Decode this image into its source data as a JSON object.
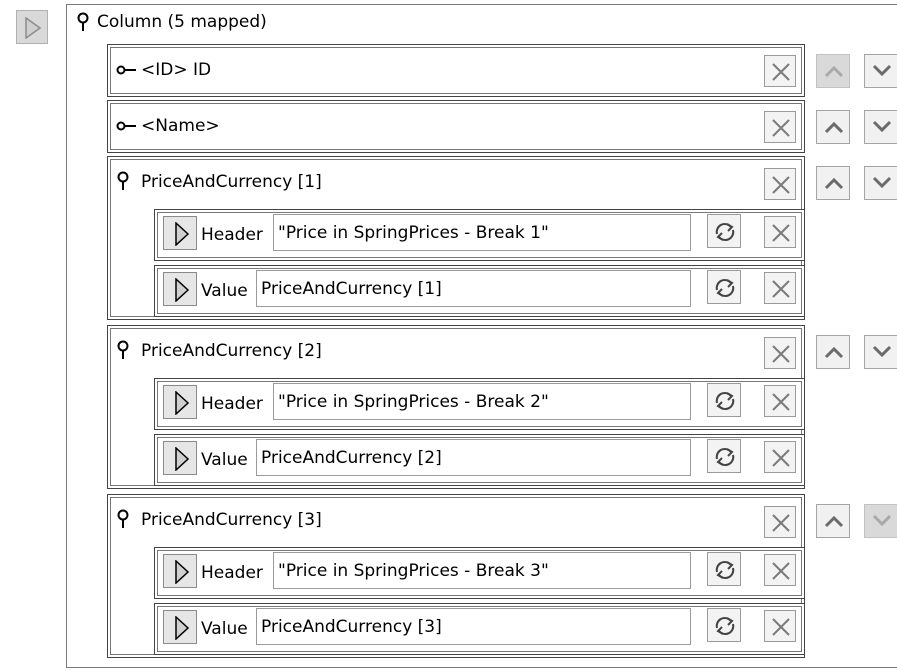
{
  "column": {
    "label": "Column (5 mapped)"
  },
  "rows": [
    {
      "label": "<ID> ID",
      "icon": "key-icon"
    },
    {
      "label": "<Name>",
      "icon": "key-icon"
    }
  ],
  "groups": [
    {
      "label": "PriceAndCurrency [1]",
      "header_label": "Header",
      "header_value": "\"Price in SpringPrices - Break 1\"",
      "value_label": "Value",
      "value_value": "PriceAndCurrency [1]"
    },
    {
      "label": "PriceAndCurrency [2]",
      "header_label": "Header",
      "header_value": "\"Price in SpringPrices - Break 2\"",
      "value_label": "Value",
      "value_value": "PriceAndCurrency [2]"
    },
    {
      "label": "PriceAndCurrency [3]",
      "header_label": "Header",
      "header_value": "\"Price in SpringPrices - Break 3\"",
      "value_label": "Value",
      "value_value": "PriceAndCurrency [3]"
    }
  ],
  "colors": {
    "border": "#444444",
    "button_bg": "#f3f3f3",
    "disabled_bg": "#d9d9d9",
    "arrow_color": "#6b6b6b"
  }
}
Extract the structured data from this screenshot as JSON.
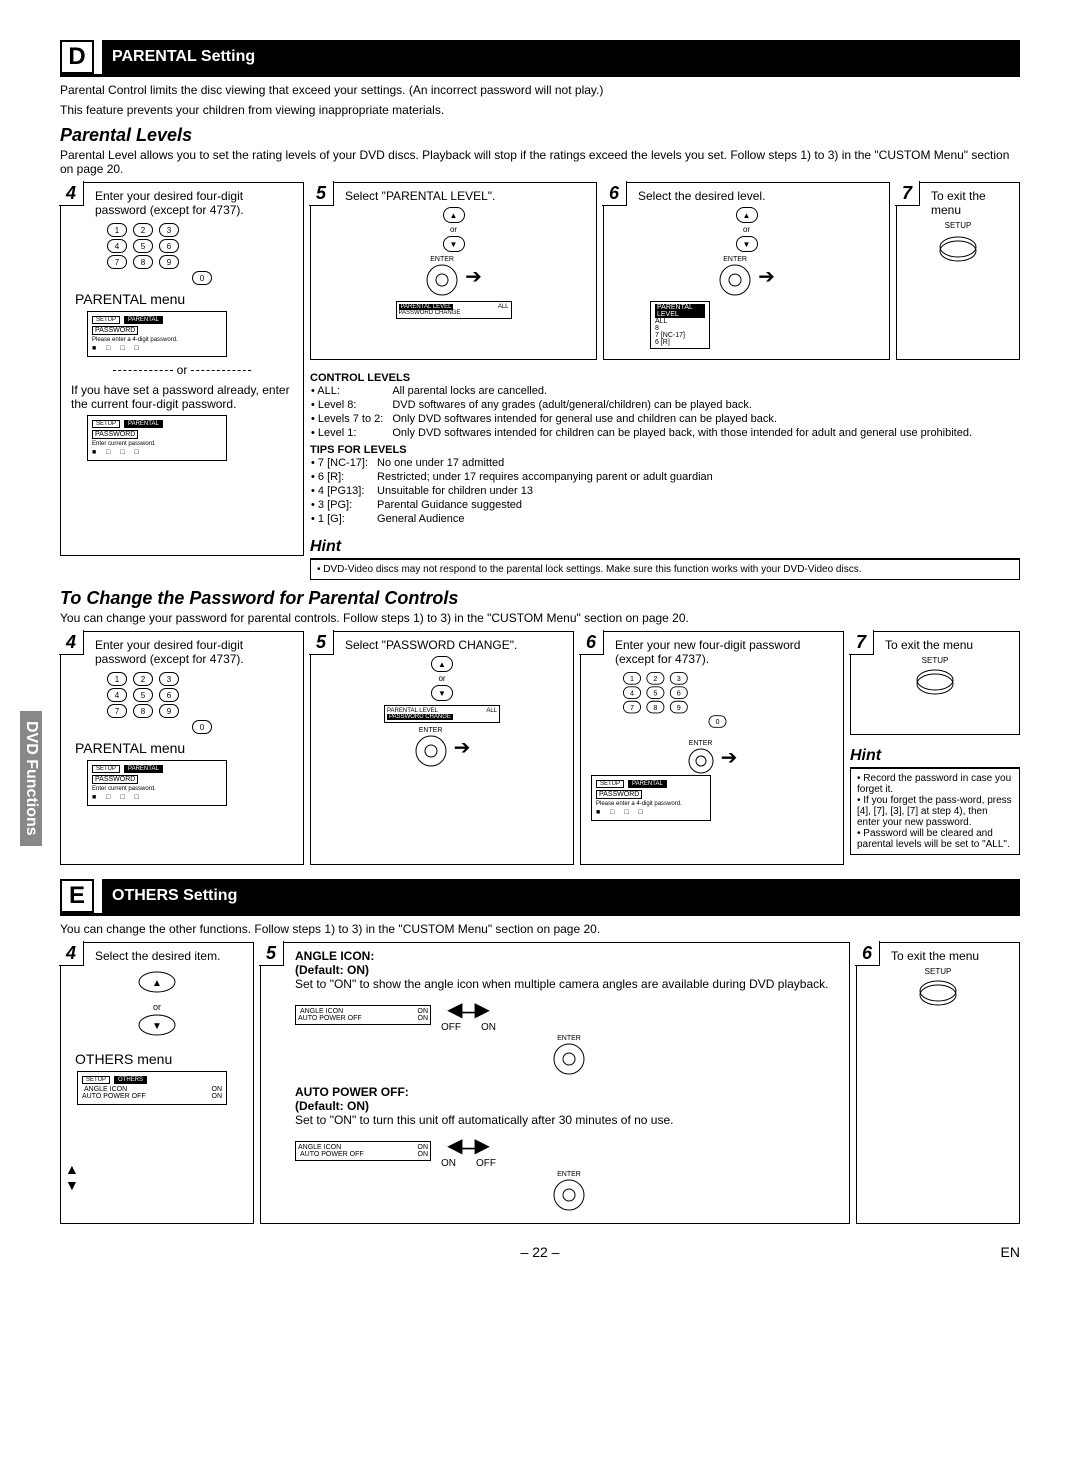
{
  "section_d": {
    "letter": "D",
    "title": "PARENTAL Setting",
    "intro1": "Parental Control limits the disc viewing that exceed your settings. (An incorrect password will not play.)",
    "intro2": "This feature prevents your children from viewing inappropriate materials."
  },
  "parental_levels": {
    "title": "Parental Levels",
    "desc": "Parental Level allows you to set the rating levels of your DVD discs. Playback will stop if the ratings exceed the levels you set. Follow steps 1) to 3) in the \"CUSTOM Menu\" section on page 20.",
    "step4": "Enter your desired four-digit password (except for 4737).",
    "parental_menu": "PARENTAL menu",
    "menu1_btn_setup": "SETUP",
    "menu1_btn_parental": "PARENTAL",
    "menu1_msg": "Please enter a 4-digit password.",
    "menu1_password": "PASSWORD",
    "or_text": "or",
    "or_desc": "If you have set a password already, enter the current four-digit password.",
    "menu2_msg": "Enter current password.",
    "step5": "Select \"PARENTAL LEVEL\".",
    "enter_label": "ENTER",
    "mini_pl": "PARENTAL LEVEL",
    "mini_pc": "PASSWORD CHANGE",
    "mini_all": "ALL",
    "step6": "Select the desired level.",
    "levels": [
      "8",
      "7 [NC-17]",
      "6 [R]"
    ],
    "step7": "To exit the menu",
    "setup_label": "SETUP",
    "control_levels": {
      "title": "CONTROL LEVELS",
      "rows": [
        [
          "• ALL:",
          "All parental locks are cancelled."
        ],
        [
          "• Level 8:",
          "DVD softwares of any grades (adult/general/children) can be played back."
        ],
        [
          "• Levels 7 to 2:",
          "Only DVD softwares intended for general use and children can be played back."
        ],
        [
          "• Level 1:",
          "Only DVD softwares intended for children can be played back, with those intended for adult and general use prohibited."
        ]
      ]
    },
    "tips": {
      "title": "TIPS FOR LEVELS",
      "rows": [
        [
          "• 7 [NC-17]:",
          "No one under 17 admitted"
        ],
        [
          "• 6 [R]:",
          "Restricted; under 17 requires accompanying parent or adult guardian"
        ],
        [
          "• 4 [PG13]:",
          "Unsuitable for children under 13"
        ],
        [
          "• 3 [PG]:",
          "Parental Guidance suggested"
        ],
        [
          "• 1 [G]:",
          "General Audience"
        ]
      ]
    },
    "hint": {
      "title": "Hint",
      "body": "• DVD-Video discs may not respond to the parental lock settings. Make sure this function works with your DVD-Video discs."
    }
  },
  "change_pwd": {
    "title": "To Change the Password for Parental Controls",
    "desc": "You can change your password for parental controls.  Follow steps 1) to 3) in the \"CUSTOM Menu\" section on page 20.",
    "step4": "Enter your desired four-digit password (except for 4737).",
    "parental_menu": "PARENTAL menu",
    "menu_msg": "Enter current password.",
    "step5": "Select \"PASSWORD CHANGE\".",
    "step6": "Enter your new four-digit password (except for 4737).",
    "menu6_msg": "Please enter a 4-digit password.",
    "step7": "To exit the menu",
    "hint": {
      "title": "Hint",
      "b1": "• Record the password in case you forget it.",
      "b2": "• If you forget the pass-word, press [4], [7], [3], [7] at step 4), then enter your new password.",
      "b3": "• Password will be cleared and parental levels will be set to \"ALL\"."
    }
  },
  "side_tab": "DVD Functions",
  "section_e": {
    "letter": "E",
    "title": "OTHERS Setting",
    "intro": "You can change the other functions. Follow steps 1) to 3) in the \"CUSTOM Menu\" section on page 20.",
    "step4": "Select the desired item.",
    "others_menu": "OTHERS menu",
    "menu_setup": "SETUP",
    "menu_others": "OTHERS",
    "menu_angle": "ANGLE ICON",
    "menu_auto": "AUTO POWER OFF",
    "menu_on": "ON",
    "angle": {
      "title": "ANGLE ICON:",
      "default": "(Default: ON)",
      "desc": "Set to \"ON\" to show the angle icon when multiple camera angles are available during DVD playback.",
      "opt_off": "OFF",
      "opt_on": "ON"
    },
    "auto": {
      "title": "AUTO POWER OFF:",
      "default": "(Default: ON)",
      "desc": "Set to \"ON\" to turn this unit off automatically after 30 minutes of no use.",
      "opt_off": "OFF",
      "opt_on": "ON"
    },
    "step6": "To exit the menu"
  },
  "footer": {
    "page": "– 22 –",
    "en": "EN"
  }
}
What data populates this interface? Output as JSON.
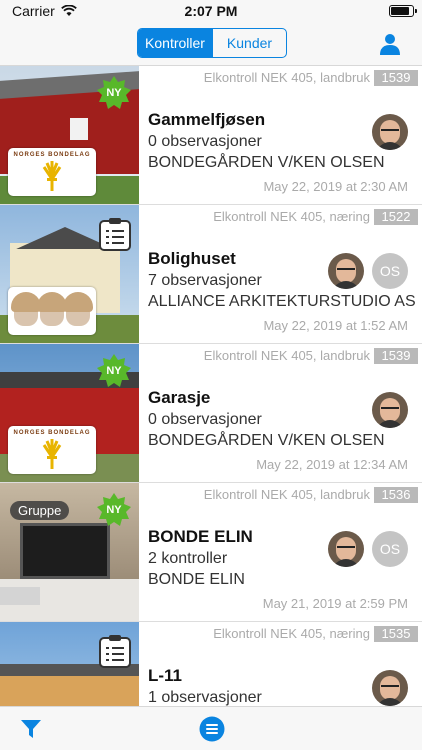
{
  "status": {
    "carrier": "Carrier",
    "time": "2:07 PM",
    "battery_level": 0.9
  },
  "nav": {
    "segments": [
      "Kontroller",
      "Kunder"
    ],
    "active_segment": "Kontroller",
    "profile_icon": "person-icon"
  },
  "accent": "#0a84e0",
  "rows": [
    {
      "type": "Elkontroll NEK 405, landbruk",
      "number": "1539",
      "title": "Gammelfjøsen",
      "line1": "0 observasjoner",
      "line2": "BONDEGÅRDEN V/KEN OLSEN",
      "date": "May 22, 2019 at 2:30 AM",
      "badge": "NY",
      "logo_text": "NORGES BONDELAG"
    },
    {
      "type": "Elkontroll NEK 405, næring",
      "number": "1522",
      "title": "Bolighuset",
      "line1": "7 observasjoner",
      "line2": "ALLIANCE ARKITEKTURSTUDIO AS",
      "date": "May 22, 2019 at 1:52 AM",
      "initials": "OS"
    },
    {
      "type": "Elkontroll NEK 405, landbruk",
      "number": "1539",
      "title": "Garasje",
      "line1": "0 observasjoner",
      "line2": "BONDEGÅRDEN V/KEN OLSEN",
      "date": "May 22, 2019 at 12:34 AM",
      "badge": "NY",
      "logo_text": "NORGES BONDELAG"
    },
    {
      "type": "Elkontroll NEK 405, landbruk",
      "number": "1536",
      "title": "BONDE ELIN",
      "line1": "2 kontroller",
      "line2": "BONDE ELIN",
      "date": "May 21, 2019 at 2:59 PM",
      "badge": "NY",
      "group": "Gruppe",
      "initials": "OS"
    },
    {
      "type": "Elkontroll NEK 405, næring",
      "number": "1535",
      "title": "L-11",
      "line1": "1 observasjoner",
      "line2": "",
      "date": ""
    }
  ],
  "tabbar": {
    "left_icon": "filter-icon",
    "center_icon": "list-menu-icon"
  }
}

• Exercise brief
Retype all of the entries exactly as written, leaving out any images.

• Result
Decode this image into its source data as a JSON object.
{
  "column": {
    "label": "Column (5 mapped)"
  },
  "rows": [
    {
      "label": "<ID> ID",
      "icon": "key-icon"
    },
    {
      "label": "<Name>",
      "icon": "key-icon"
    }
  ],
  "groups": [
    {
      "label": "PriceAndCurrency [1]",
      "header_label": "Header",
      "header_value": "\"Price in SpringPrices - Break 1\"",
      "value_label": "Value",
      "value_value": "PriceAndCurrency [1]"
    },
    {
      "label": "PriceAndCurrency [2]",
      "header_label": "Header",
      "header_value": "\"Price in SpringPrices - Break 2\"",
      "value_label": "Value",
      "value_value": "PriceAndCurrency [2]"
    },
    {
      "label": "PriceAndCurrency [3]",
      "header_label": "Header",
      "header_value": "\"Price in SpringPrices - Break 3\"",
      "value_label": "Value",
      "value_value": "PriceAndCurrency [3]"
    }
  ],
  "colors": {
    "border": "#444444",
    "button_bg": "#f3f3f3",
    "disabled_bg": "#d9d9d9",
    "arrow_color": "#6b6b6b"
  }
}
Extract the structured data from this screenshot as JSON.
{
  "section_d": {
    "letter": "D",
    "title": "PARENTAL Setting",
    "intro1": "Parental Control limits the disc viewing that exceed your settings. (An incorrect password will not play.)",
    "intro2": "This feature prevents your children from viewing inappropriate materials."
  },
  "parental_levels": {
    "title": "Parental Levels",
    "desc": "Parental Level allows you to set the rating levels of your DVD discs. Playback will stop if the ratings exceed the levels you set. Follow steps 1) to 3) in the \"CUSTOM Menu\" section on page 20.",
    "step4": "Enter your desired four-digit password (except for 4737).",
    "parental_menu": "PARENTAL menu",
    "menu1_btn_setup": "SETUP",
    "menu1_btn_parental": "PARENTAL",
    "menu1_msg": "Please enter a 4-digit password.",
    "menu1_password": "PASSWORD",
    "or_text": "or",
    "or_desc": "If you have set a password already, enter the current four-digit password.",
    "menu2_msg": "Enter current password.",
    "step5": "Select \"PARENTAL LEVEL\".",
    "enter_label": "ENTER",
    "mini_pl": "PARENTAL LEVEL",
    "mini_pc": "PASSWORD CHANGE",
    "mini_all": "ALL",
    "step6": "Select the desired level.",
    "levels": [
      "8",
      "7 [NC-17]",
      "6 [R]"
    ],
    "step7": "To exit the menu",
    "setup_label": "SETUP",
    "control_levels": {
      "title": "CONTROL LEVELS",
      "rows": [
        [
          "• ALL:",
          "All parental locks are cancelled."
        ],
        [
          "• Level 8:",
          "DVD softwares of any grades (adult/general/children) can be played back."
        ],
        [
          "• Levels 7 to 2:",
          "Only DVD softwares intended for general use and children can be played back."
        ],
        [
          "• Level 1:",
          "Only DVD softwares intended for children can be played back, with those intended for adult and general use prohibited."
        ]
      ]
    },
    "tips": {
      "title": "TIPS FOR LEVELS",
      "rows": [
        [
          "• 7 [NC-17]:",
          "No one under 17 admitted"
        ],
        [
          "• 6 [R]:",
          "Restricted; under 17 requires accompanying parent or adult guardian"
        ],
        [
          "• 4 [PG13]:",
          "Unsuitable for children under 13"
        ],
        [
          "• 3 [PG]:",
          "Parental Guidance suggested"
        ],
        [
          "• 1 [G]:",
          "General Audience"
        ]
      ]
    },
    "hint": {
      "title": "Hint",
      "body": "• DVD-Video discs may not respond to the parental lock settings. Make sure this function works with your DVD-Video discs."
    }
  },
  "change_pwd": {
    "title": "To Change the Password for Parental Controls",
    "desc": "You can change your password for parental controls.  Follow steps 1) to 3) in the \"CUSTOM Menu\" section on page 20.",
    "step4": "Enter your desired four-digit password (except for 4737).",
    "parental_menu": "PARENTAL menu",
    "menu_msg": "Enter current password.",
    "step5": "Select \"PASSWORD CHANGE\".",
    "step6": "Enter your new four-digit password (except for 4737).",
    "menu6_msg": "Please enter a 4-digit password.",
    "step7": "To exit the menu",
    "hint": {
      "title": "Hint",
      "b1": "• Record the password in case you forget it.",
      "b2": "• If you forget the pass-word, press [4], [7], [3], [7] at step 4), then enter your new password.",
      "b3": "• Password will be cleared and parental levels will be set to \"ALL\"."
    }
  },
  "side_tab": "DVD Functions",
  "section_e": {
    "letter": "E",
    "title": "OTHERS Setting",
    "intro": "You can change the other functions. Follow steps 1) to 3) in the \"CUSTOM Menu\" section on page 20.",
    "step4": "Select the desired item.",
    "others_menu": "OTHERS menu",
    "menu_setup": "SETUP",
    "menu_others": "OTHERS",
    "menu_angle": "ANGLE ICON",
    "menu_auto": "AUTO POWER OFF",
    "menu_on": "ON",
    "angle": {
      "title": "ANGLE ICON:",
      "default": "(Default: ON)",
      "desc": "Set to \"ON\" to show the angle icon when multiple camera angles are available during DVD playback.",
      "opt_off": "OFF",
      "opt_on": "ON"
    },
    "auto": {
      "title": "AUTO POWER OFF:",
      "default": "(Default: ON)",
      "desc": "Set to \"ON\" to turn this unit off automatically after 30 minutes of no use.",
      "opt_off": "OFF",
      "opt_on": "ON"
    },
    "step6": "To exit the menu"
  },
  "footer": {
    "page": "– 22 –",
    "en": "EN"
  }
}
What data populates this interface? Output as JSON.
{
  "status": {
    "carrier": "Carrier",
    "time": "2:07 PM",
    "battery_level": 0.9
  },
  "nav": {
    "segments": [
      "Kontroller",
      "Kunder"
    ],
    "active_segment": "Kontroller",
    "profile_icon": "person-icon"
  },
  "accent": "#0a84e0",
  "rows": [
    {
      "type": "Elkontroll NEK 405, landbruk",
      "number": "1539",
      "title": "Gammelfjøsen",
      "line1": "0 observasjoner",
      "line2": "BONDEGÅRDEN V/KEN OLSEN",
      "date": "May 22, 2019 at 2:30 AM",
      "badge": "NY",
      "logo_text": "NORGES BONDELAG"
    },
    {
      "type": "Elkontroll NEK 405, næring",
      "number": "1522",
      "title": "Bolighuset",
      "line1": "7 observasjoner",
      "line2": "ALLIANCE ARKITEKTURSTUDIO AS",
      "date": "May 22, 2019 at 1:52 AM",
      "initials": "OS"
    },
    {
      "type": "Elkontroll NEK 405, landbruk",
      "number": "1539",
      "title": "Garasje",
      "line1": "0 observasjoner",
      "line2": "BONDEGÅRDEN V/KEN OLSEN",
      "date": "May 22, 2019 at 12:34 AM",
      "badge": "NY",
      "logo_text": "NORGES BONDELAG"
    },
    {
      "type": "Elkontroll NEK 405, landbruk",
      "number": "1536",
      "title": "BONDE ELIN",
      "line1": "2 kontroller",
      "line2": "BONDE ELIN",
      "date": "May 21, 2019 at 2:59 PM",
      "badge": "NY",
      "group": "Gruppe",
      "initials": "OS"
    },
    {
      "type": "Elkontroll NEK 405, næring",
      "number": "1535",
      "title": "L-11",
      "line1": "1 observasjoner",
      "line2": "",
      "date": ""
    }
  ],
  "tabbar": {
    "left_icon": "filter-icon",
    "center_icon": "list-menu-icon"
  }
}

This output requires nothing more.